Give back the full data, retyped precisely.

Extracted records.
________

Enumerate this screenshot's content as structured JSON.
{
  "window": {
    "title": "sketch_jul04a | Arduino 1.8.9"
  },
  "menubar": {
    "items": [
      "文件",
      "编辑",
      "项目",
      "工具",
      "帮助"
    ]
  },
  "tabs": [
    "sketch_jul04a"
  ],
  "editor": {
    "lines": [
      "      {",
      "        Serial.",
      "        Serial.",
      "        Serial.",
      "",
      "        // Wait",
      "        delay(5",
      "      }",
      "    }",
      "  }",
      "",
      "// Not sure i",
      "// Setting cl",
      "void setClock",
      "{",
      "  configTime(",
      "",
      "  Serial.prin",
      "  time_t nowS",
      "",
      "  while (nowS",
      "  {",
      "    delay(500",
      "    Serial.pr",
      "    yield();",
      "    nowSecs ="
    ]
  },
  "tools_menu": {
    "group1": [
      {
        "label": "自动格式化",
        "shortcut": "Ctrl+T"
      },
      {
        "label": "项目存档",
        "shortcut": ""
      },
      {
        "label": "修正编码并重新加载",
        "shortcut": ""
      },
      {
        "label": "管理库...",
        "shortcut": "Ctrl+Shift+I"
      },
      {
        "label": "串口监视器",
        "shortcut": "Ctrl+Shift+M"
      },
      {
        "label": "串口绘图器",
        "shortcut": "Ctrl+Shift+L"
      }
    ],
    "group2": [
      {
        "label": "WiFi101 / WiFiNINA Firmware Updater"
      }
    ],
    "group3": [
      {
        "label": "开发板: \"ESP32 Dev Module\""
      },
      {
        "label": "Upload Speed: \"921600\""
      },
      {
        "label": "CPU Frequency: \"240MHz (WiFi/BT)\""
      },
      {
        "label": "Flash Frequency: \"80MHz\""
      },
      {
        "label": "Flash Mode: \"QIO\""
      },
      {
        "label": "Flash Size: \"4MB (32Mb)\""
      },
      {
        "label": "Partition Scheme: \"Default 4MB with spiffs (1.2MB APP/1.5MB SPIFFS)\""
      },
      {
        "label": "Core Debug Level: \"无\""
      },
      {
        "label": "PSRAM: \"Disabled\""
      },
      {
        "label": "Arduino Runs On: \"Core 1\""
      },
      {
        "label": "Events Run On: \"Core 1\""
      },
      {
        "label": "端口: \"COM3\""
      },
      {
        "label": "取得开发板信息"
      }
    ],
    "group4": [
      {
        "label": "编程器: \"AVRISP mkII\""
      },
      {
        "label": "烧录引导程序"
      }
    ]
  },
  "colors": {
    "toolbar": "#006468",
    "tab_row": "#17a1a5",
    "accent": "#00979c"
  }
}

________

TASK SOLUTION.
Enumerate this screenshot's content as structured JSON.
{
  "window": {
    "title": "sketch_jul04a | Arduino 1.8.9"
  },
  "menubar": {
    "items": [
      "文件",
      "编辑",
      "项目",
      "工具",
      "帮助"
    ]
  },
  "tabs": [
    "sketch_jul04a"
  ],
  "editor": {
    "lines": [
      "      {",
      "        Serial.",
      "        Serial.",
      "        Serial.",
      "",
      "        // Wait",
      "        delay(5",
      "      }",
      "    }",
      "  }",
      "",
      "// Not sure i",
      "// Setting cl",
      "void setClock",
      "{",
      "  configTime(",
      "",
      "  Serial.prin",
      "  time_t nowS",
      "",
      "  while (nowS",
      "  {",
      "    delay(500",
      "    Serial.pr",
      "    yield();",
      "    nowSecs ="
    ]
  },
  "tools_menu": {
    "group1": [
      {
        "label": "自动格式化",
        "shortcut": "Ctrl+T"
      },
      {
        "label": "项目存档",
        "shortcut": ""
      },
      {
        "label": "修正编码并重新加载",
        "shortcut": ""
      },
      {
        "label": "管理库...",
        "shortcut": "Ctrl+Shift+I"
      },
      {
        "label": "串口监视器",
        "shortcut": "Ctrl+Shift+M"
      },
      {
        "label": "串口绘图器",
        "shortcut": "Ctrl+Shift+L"
      }
    ],
    "group2": [
      {
        "label": "WiFi101 / WiFiNINA Firmware Updater"
      }
    ],
    "group3": [
      {
        "label": "开发板: \"ESP32 Dev Module\""
      },
      {
        "label": "Upload Speed: \"921600\""
      },
      {
        "label": "CPU Frequency: \"240MHz (WiFi/BT)\""
      },
      {
        "label": "Flash Frequency: \"80MHz\""
      },
      {
        "label": "Flash Mode: \"QIO\""
      },
      {
        "label": "Flash Size: \"4MB (32Mb)\""
      },
      {
        "label": "Partition Scheme: \"Default 4MB with spiffs (1.2MB APP/1.5MB SPIFFS)\""
      },
      {
        "label": "Core Debug Level: \"无\""
      },
      {
        "label": "PSRAM: \"Disabled\""
      },
      {
        "label": "Arduino Runs On: \"Core 1\""
      },
      {
        "label": "Events Run On: \"Core 1\""
      },
      {
        "label": "端口: \"COM3\""
      },
      {
        "label": "取得开发板信息"
      }
    ],
    "group4": [
      {
        "label": "编程器: \"AVRISP mkII\""
      },
      {
        "label": "烧录引导程序"
      }
    ]
  },
  "colors": {
    "toolbar": "#006468",
    "tab_row": "#17a1a5",
    "accent": "#00979c"
  }
}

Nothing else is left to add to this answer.